White crosses: scattered across the highway:
Puncture wounds in God’s vision: driving this state:
Is like uprooting a graveyard: and after the highway has taken what it came for:
The woman cradles her daughter: recovered from the shattered jaw
Of a Pegasus: all teeth and broken wing: as if her body is another syllable
God can no longer pronounce: gripping her tongue: she carves the meat
Into a violin: Sonatas through her sobs for the children
This state has changed: Tell them that in the corners: Of this beauty lurks the bones of my
Mother: and the children she will never meet: Boys who will never walk again
Despite their faith: Tell them that my family lines these mountains, their crosses spitting
Out directions to nowhere.
80 down main street, the vodka
bleeding through both our hands
like water, she flips the car
because the police have reached us
too quickly, and the road beneath
is already calling our names, like a child,
admitting that its known
how to claim our lives, all this time, like it did my sister,
or my brother when his knees shattered
against the dashboard, 23 in Wisconsin,
the pickup truck crashing through him
like a father
and you might ask, so what? Kids die in cars all across America,
but at least Montanans acknowledge it, at least we fashion
a cross from what’s left of our hands and mark where our bodies
when the car flipped, my sister’s body flashing like a vision
before my eyes
I bound my face in a white sheet, let the men carry me back
back from the boy mangled on the stretcher
calling for his mother.
his body, limp
like a prayer we’ve all heard before.
Long down that backroad of throat: was a country, on the other side of language:
I could see Marie’s body there, a slab of meat on the morgue’s metal. Her breasts
Two shut eyes, purpled with knots.

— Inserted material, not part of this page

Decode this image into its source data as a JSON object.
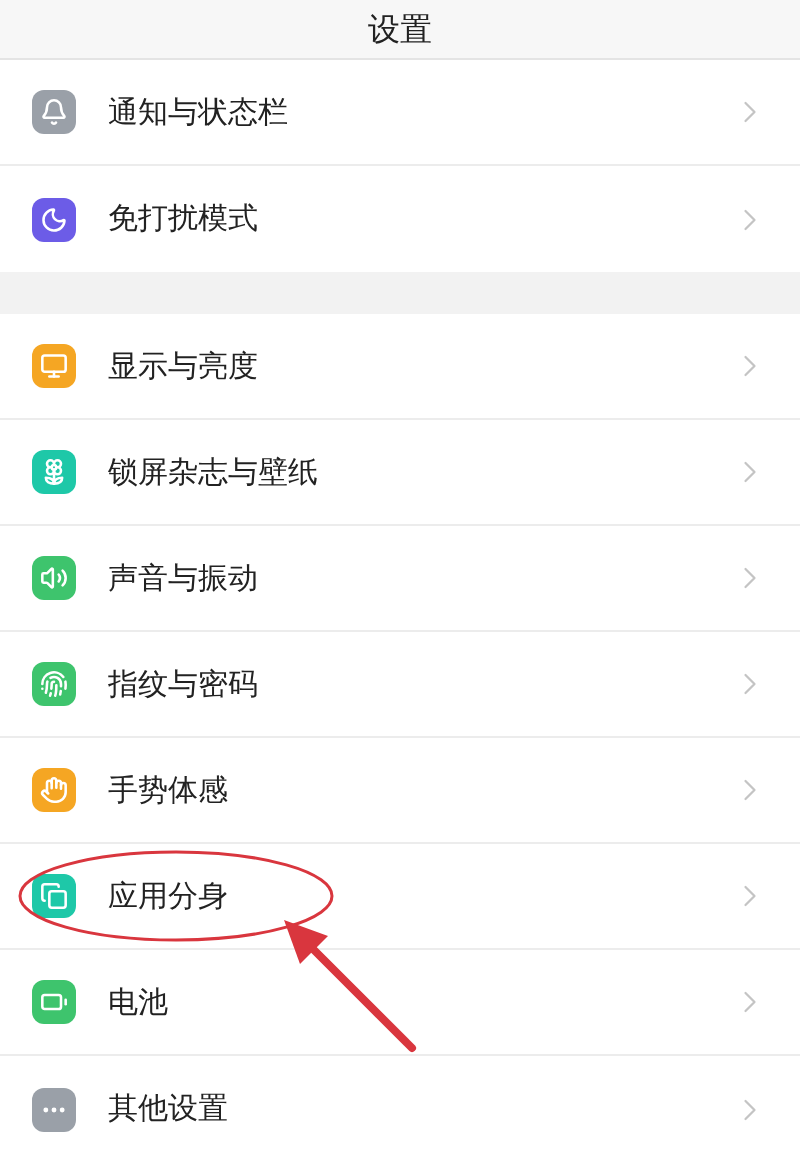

I tried to scream: But my voice had been crushed into music: ‘that’s my city, what have you
Done to her-’: I cried, but the women, and the men who had once been women,
Held me back, all of us watching
As the flames gnawed through every living thing in sight.
Then, I saw it.
At the end of my family’s dying really was a field.
Beside its stream, Mother and I prepared a fire
For our daughter’s body, Marie’s cross clenched between us
Like a chokehold. When Father returned from beating in cars
In the junkyard, his hands shredded to bone, mouth glistening
Like an axe wound, we fashioned a blanket from his hip
And laid it down softly. A white sheet across our eyes
We willed her back to living, our daughter’s spirit
Breaking furiously into flesh. Tracing her rib,
Jutting and large, its sharpness drew blood.
We then touched our gutted eyes, wet with the sunshine,
Wet with Marie’s tears. All of us,
So lost in our joy that we refused to acknowledge
We couldn’t stop shaking
Ian Powell-Palm is a writer, poet, and musician currently living in Belgrade, Montana. His work attempts to interrogate familial trauma, sexual identity, and the resurrection of the dead. You can read more of his poetry on Facebook at ‘Powell-Palm Poetry’.